Mr Renney, and his cousin Kim, own and run Renney Farms, 3300 hectares of land near the town, originally settled by his grandfather. “The Renney’s have been here for more than 100 years, it was originally mixed farming; we had sheep and a piggery,” he said.
Now it is exclusively cropping, with wheat, barley, chick peas, lentils and field peas, in the mix. Mr Renney said ryegrass, brome and milk thistle were the three biggest threats. Herbicide resistant weeds were and issue uppermost on the minds of many Mallee croppers.
“I’ve been on a Birchip Cropping Group (BCG) study tour to Western Australia, and it’s a bit of an eye opener to see what they are up against, over there,” he said. “You just can’t let up on it.
He said the main control method was herbicide rotation, followed by windrow burning. “We collect what comes out of the back of the header and burn that. If there are any weed seeds in there, hopefully they are destroyed.” He said growing hay was also a good way to clean up resistant weeds.
“It’s just natural selection. If you have a weed population and 1 per cent are naturally resistant and you end up selecting for that, they will become the dominant species.”
It’s just natural selection. If you have a weed population and 1 per cent are naturally resistant and you end up selecting for that, they will become the dominant species.
It was unlikely the big companies would spend money on developing new chemicals, as spray technology had reached a peak.
Mallee croppers and farmers had also already started to adapt to climate change, with no till, early sowing and using different varieties of seeds.
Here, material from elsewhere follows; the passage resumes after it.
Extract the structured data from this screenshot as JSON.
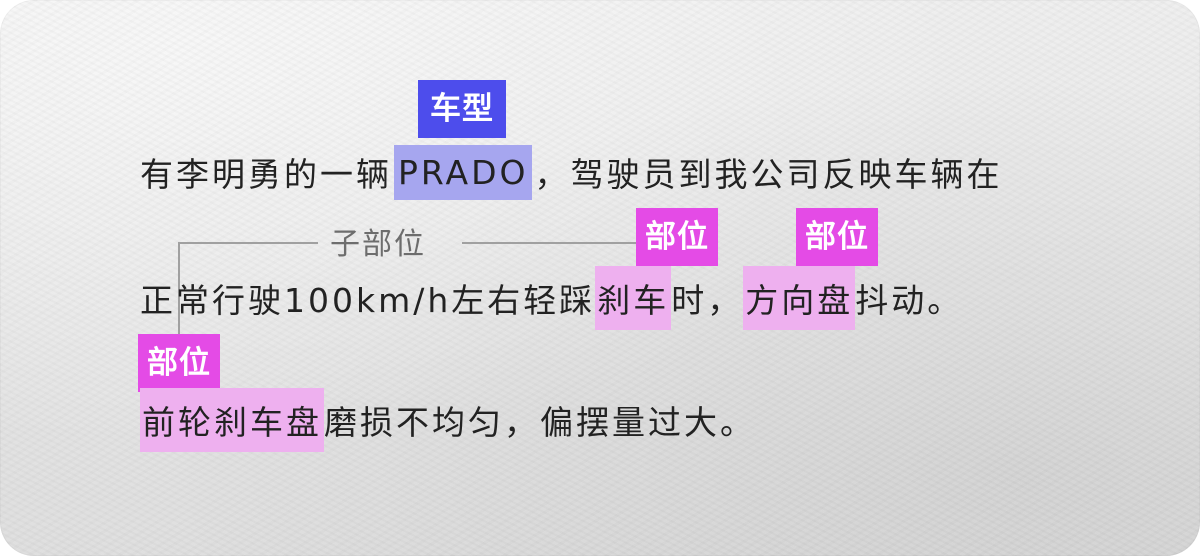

At Berriwillock, the Renneys grow Compass, Scope, Hindmarsh and Spartacus barley, Clearfield wheat, such as Kord, Grenade and Scout, while “bulking up” on Sceptre.
“The Compass yielded really well, but did lodge, and made harvest difficult, because we lost a few heads,” Mr Renney said. The barley had been yielding four to five tonnes, a hectare. Mr Renney said Compass would go as feed grade, being only provisional for malting. Most of the wheat would be Australian Provisional White (APW), although there was some uncertainty on the grading at the beginning of the season.
“Considering the yields were a little bit higher, we thought the proteins would be down a bit, but it’s holding up pretty well.”
The harvest would be sold, throughout the year, to average the price, but the farm had 1000 tonnes of structural storage on property. There was also a bagging machine, for “opportunity storage – we whack it in, if we have extra.”
Grain was also stored at the Berriwillock co-operative. “In the Mallee, the biggest issue is knowing what you are going to get and what quality you are going to get.” This season’s good harvest followed a “terrible year,” with very poor yields and quality.
“The start of this year didn’t give us any promises, as there was no sub soil moisture.”
Mr Renney said the long range weather forecast was promising, but croppers went into the season, not knowing how it was going to end up.
“Then it was hand to mouth, we were just getting enough rain to keep things ticking along nicely, nothing excessive, then we had September, with incredible rain.” The property received 164mm, while Tyrrell Creek flooded, causing some inundation of crops.
Of all the crops, the lentils performed the best, coming in at three tonnes a hectare. Mr Renney said insects were largely kept at bay this year, with the main pest and disease issue being fungus, particularly in the chick peas and lentils. “We had five sprays of fungicides, over the chick peas, and we are not really used to that, in the Mallee.”
The farm had been no-till for eight to ten years, which suited the system and the country. “The benefits are incredible, the number one benefit, particularly at harvest time, is operator fatigue,” he said. “It takes that concentration out of the equation.”
Only the boom spray was on its own tracks, but variable rate seeding and fertiliser application was used, as was mapping and GPS. A three point linkage spreader was used for nitrogen.
“Phosphate rates are not incredibly high, six to nine of phosphate, and nitrogen, anything from 25 units to 50 units, depending on what crop and what rotational history it has.
“After coming off a big year, we’ll be upping our phosphate rates.
“We are trying to put more pulse crops in, to get more nitrogen into the system, and we also do vetch as a brown manure crop.”